MIAMI— Pokémon Go, a mobile game that has taken the world by storm, has added approximately $7.5 billion to Nintendo's net worth.

Pokémon, which stands for "pocket monsters," originally was released in 1996 for the Game Boy console and allows the player, called a Pokémon trainer, to catch the fictional creatures and train them for battle.

The goal of the game is to collect as many species of Pokémon as possible. Each species has its own special powers and abilities.

The pocket monsters can evolve after gaining experience points in battle, making them stronger with more attacks. Trainers battle their Pokémon in order to gain badges and become the ultimate Pokémon master.

The new augmented-reality game Pokémon Go allows the player to use real locations and combine it with the fictional characters. Players are often seen strolling around outside with their phones in the air to catch and store the Pokémon using red, black and white balls called Poké Balls.

The app is free to download and compatible with both Android and iPhone devices. The game tracks the player's location using GPS to create virtual maps of the real world. When catching a Pokémon, the game is set wherever the player is located by using the phone's camera, allowing the player to catch them literally anywhere.

The player is alerted when a Pokémon is near and have to travel to the monster's destination if they want to catch it. For example, water Pokémon are generally found around bodies of water.

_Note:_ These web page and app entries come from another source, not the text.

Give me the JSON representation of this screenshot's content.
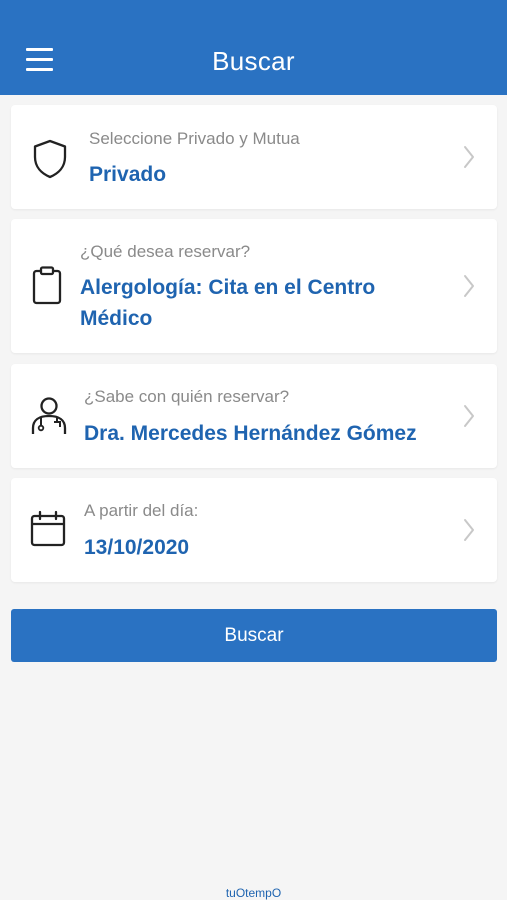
{
  "header": {
    "title": "Buscar"
  },
  "cards": [
    {
      "label": "Seleccione Privado y Mutua",
      "value": "Privado",
      "icon": "shield-icon"
    },
    {
      "label": "¿Qué desea reservar?",
      "value": "Alergología: Cita en el Centro Médico",
      "icon": "clipboard-icon"
    },
    {
      "label": "¿Sabe con quién reservar?",
      "value": "Dra. Mercedes Hernández Gómez",
      "icon": "doctor-icon"
    },
    {
      "label": "A partir del día:",
      "value": "13/10/2020",
      "icon": "calendar-icon"
    }
  ],
  "search_button": {
    "label": "Buscar"
  },
  "footer": {
    "brand": "tuOtempO"
  },
  "colors": {
    "primary": "#2a72c2",
    "value_text": "#1f64b0",
    "label_text": "#8a8a8a",
    "background": "#f5f5f5"
  }
}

PokéStops are public places that are designated in the game where trainers can meet, purchase supplies and find other Pokémon.

The game, released on July 6, can be very advantageous to the player. Numerous children, teens and adults are exercising more because the game requires the trainer to travel in order to find the monsters. The more the player travels, the better the chances of finding additional Pokémon.

All Saints’ Episcopal Church in Miami is a designated PokéStop in the game. Church members have noticed the trend in the game and how individuals keep gathering near the building.-

Jera Rendel, All Saints' administrative assistant, wanted to give back to the community and set up a free water station in front of the church Tuesday evening. After seeing numerous children and teens playing outside, she wanted to reward their behavior.

“I grew up in the neighborhood, and when I was a kid, we rode our bikes and ran around, but you never see kids outside anymore,” Rendel said. “In the last couple of days, I've seen kids out riding their bikes or walking around, and it's so hot. I asked the church what was going on and they told me we are PokéStop, which I had no idea what that was.”

After researching the game, she decided to place water bottles in a cooler to help keep players hydrated on their journey. Next to the foam cooler, surrounded by Poké Balls on sticks, is a handmade sign that reads “All Pokes Welcome Here!” and “We would like to help you stay hydrated on your hunt! Thanks for visiting the church with the red door. Come see us again, soon!”

The free miniature water bottles all have a Pikachu on them, a type of Pokémon, and “All Saints' Episcopal Church welcomes everyone! We would love to hear about your game progress! Come see us at 9:30 a.m. Sunday mornings.”

Rendel said approximately 10 water bottles have been taken since she put out the cooler.


Since the game's release, the Miami Police Department has not yet received any complaints as of press time, but would like to share advice to players.

“We haven't seen an increase in complaints,” Captain Todd Hicks said. “We figured we'd see an increase at night and people walking around or walking through people's yards, but we haven't seen it yet, but we expect it to happen.

“People need to be aware of their surroundings and these days, people are kind of nervous, and we'd hate to see somebody get hurt,” he added. “We haven't run into any issues yet.”

Missouri police said robbers are perching near attractive digital spots like PokéStops to rob players engrossed in the game. Police are also warning players not to trespass while playing.

Not all PokéStops are user friendly, like the U.S. Holocaust Memorial Museum and Arlington National Cemetery in Washington D.C. Both landmarks have asked players not to play the game on their grounds.

Arlington Cemetery posted this comment on their Twitter on Tuesday.

“We do not consider playing 'Pokemon Go' to be appropriate decorum on the grounds of ANC. We ask all visitors to refrain from such activity.”

Holocaust Museum officials are currently trying to have the PokéStop removed from the game, Communications Director Andrew Hollinger said in a statement. He said playing the game inside a memorial to victims of Nazism is “extremely inappropriate.”

Another factor to consider is to not play the game while driving. On start up of the app, it clearly states “Remember to be alert at all times. Stay aware of your surroundings.”

The Associated Press contributed information to this report.

Kimberly W. Barker is a staff writer for the Miami News-Record. She can be emailed at Follow her on Twitter @MiamiNews_hound.